Word for word, set down the entries below.

-------- Material for this task

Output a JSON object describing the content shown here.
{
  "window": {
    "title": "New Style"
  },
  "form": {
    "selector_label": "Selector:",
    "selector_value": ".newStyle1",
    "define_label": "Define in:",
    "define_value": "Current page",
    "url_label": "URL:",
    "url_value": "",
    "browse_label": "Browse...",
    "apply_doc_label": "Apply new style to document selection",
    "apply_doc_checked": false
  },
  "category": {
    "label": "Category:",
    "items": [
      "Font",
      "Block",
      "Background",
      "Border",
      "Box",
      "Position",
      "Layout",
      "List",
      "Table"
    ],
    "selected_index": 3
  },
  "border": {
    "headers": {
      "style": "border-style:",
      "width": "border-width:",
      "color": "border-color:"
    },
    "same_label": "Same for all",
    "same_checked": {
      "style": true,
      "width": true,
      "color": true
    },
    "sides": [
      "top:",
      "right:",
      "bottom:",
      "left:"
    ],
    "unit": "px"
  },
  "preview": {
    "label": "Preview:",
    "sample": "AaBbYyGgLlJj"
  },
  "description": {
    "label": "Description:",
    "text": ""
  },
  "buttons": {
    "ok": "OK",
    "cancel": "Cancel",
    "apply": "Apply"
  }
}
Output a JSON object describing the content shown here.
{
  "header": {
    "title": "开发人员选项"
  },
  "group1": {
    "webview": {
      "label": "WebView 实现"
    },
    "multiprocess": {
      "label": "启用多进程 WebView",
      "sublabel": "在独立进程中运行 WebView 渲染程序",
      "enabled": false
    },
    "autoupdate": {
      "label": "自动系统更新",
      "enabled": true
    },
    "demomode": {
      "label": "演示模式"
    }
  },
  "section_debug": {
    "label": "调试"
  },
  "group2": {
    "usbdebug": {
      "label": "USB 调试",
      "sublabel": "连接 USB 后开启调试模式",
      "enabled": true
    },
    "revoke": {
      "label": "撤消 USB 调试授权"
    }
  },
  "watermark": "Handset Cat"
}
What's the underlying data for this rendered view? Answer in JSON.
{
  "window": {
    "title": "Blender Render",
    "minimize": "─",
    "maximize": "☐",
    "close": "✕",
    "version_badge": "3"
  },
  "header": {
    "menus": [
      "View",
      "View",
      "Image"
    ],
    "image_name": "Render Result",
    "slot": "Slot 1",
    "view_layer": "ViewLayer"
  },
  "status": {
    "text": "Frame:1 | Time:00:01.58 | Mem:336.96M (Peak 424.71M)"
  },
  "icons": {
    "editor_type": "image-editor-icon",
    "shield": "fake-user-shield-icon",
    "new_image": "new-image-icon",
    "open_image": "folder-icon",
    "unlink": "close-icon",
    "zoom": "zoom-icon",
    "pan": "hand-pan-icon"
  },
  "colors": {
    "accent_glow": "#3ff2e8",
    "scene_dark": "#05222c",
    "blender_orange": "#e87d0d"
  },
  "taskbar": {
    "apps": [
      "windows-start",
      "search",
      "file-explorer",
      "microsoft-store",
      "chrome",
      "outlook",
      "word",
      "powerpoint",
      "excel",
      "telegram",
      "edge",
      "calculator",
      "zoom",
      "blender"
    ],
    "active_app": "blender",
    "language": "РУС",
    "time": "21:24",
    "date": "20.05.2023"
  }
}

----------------

Solution ->
Output a JSON object describing the content shown here.
{
  "window": {
    "title": "New Style"
  },
  "form": {
    "selector_label": "Selector:",
    "selector_value": ".newStyle1",
    "define_label": "Define in:",
    "define_value": "Current page",
    "url_label": "URL:",
    "url_value": "",
    "browse_label": "Browse...",
    "apply_doc_label": "Apply new style to document selection",
    "apply_doc_checked": false
  },
  "category": {
    "label": "Category:",
    "items": [
      "Font",
      "Block",
      "Background",
      "Border",
      "Box",
      "Position",
      "Layout",
      "List",
      "Table"
    ],
    "selected_index": 3
  },
  "border": {
    "headers": {
      "style": "border-style:",
      "width": "border-width:",
      "color": "border-color:"
    },
    "same_label": "Same for all",
    "same_checked": {
      "style": true,
      "width": true,
      "color": true
    },
    "sides": [
      "top:",
      "right:",
      "bottom:",
      "left:"
    ],
    "unit": "px"
  },
  "preview": {
    "label": "Preview:",
    "sample": "AaBbYyGgLlJj"
  },
  "description": {
    "label": "Description:",
    "text": ""
  },
  "buttons": {
    "ok": "OK",
    "cancel": "Cancel",
    "apply": "Apply"
  }
}
Output a JSON object describing the content shown here.
{
  "header": {
    "title": "开发人员选项"
  },
  "group1": {
    "webview": {
      "label": "WebView 实现"
    },
    "multiprocess": {
      "label": "启用多进程 WebView",
      "sublabel": "在独立进程中运行 WebView 渲染程序",
      "enabled": false
    },
    "autoupdate": {
      "label": "自动系统更新",
      "enabled": true
    },
    "demomode": {
      "label": "演示模式"
    }
  },
  "section_debug": {
    "label": "调试"
  },
  "group2": {
    "usbdebug": {
      "label": "USB 调试",
      "sublabel": "连接 USB 后开启调试模式",
      "enabled": true
    },
    "revoke": {
      "label": "撤消 USB 调试授权"
    }
  },
  "watermark": "Handset Cat"
}
What's the underlying data for this rendered view? Answer in JSON.
{
  "window": {
    "title": "Blender Render",
    "minimize": "─",
    "maximize": "☐",
    "close": "✕",
    "version_badge": "3"
  },
  "header": {
    "menus": [
      "View",
      "View",
      "Image"
    ],
    "image_name": "Render Result",
    "slot": "Slot 1",
    "view_layer": "ViewLayer"
  },
  "status": {
    "text": "Frame:1 | Time:00:01.58 | Mem:336.96M (Peak 424.71M)"
  },
  "icons": {
    "editor_type": "image-editor-icon",
    "shield": "fake-user-shield-icon",
    "new_image": "new-image-icon",
    "open_image": "folder-icon",
    "unlink": "close-icon",
    "zoom": "zoom-icon",
    "pan": "hand-pan-icon"
  },
  "colors": {
    "accent_glow": "#3ff2e8",
    "scene_dark": "#05222c",
    "blender_orange": "#e87d0d"
  },
  "taskbar": {
    "apps": [
      "windows-start",
      "search",
      "file-explorer",
      "microsoft-store",
      "chrome",
      "outlook",
      "word",
      "powerpoint",
      "excel",
      "telegram",
      "edge",
      "calculator",
      "zoom",
      "blender"
    ],
    "active_app": "blender",
    "language": "РУС",
    "time": "21:24",
    "date": "20.05.2023"
  }
}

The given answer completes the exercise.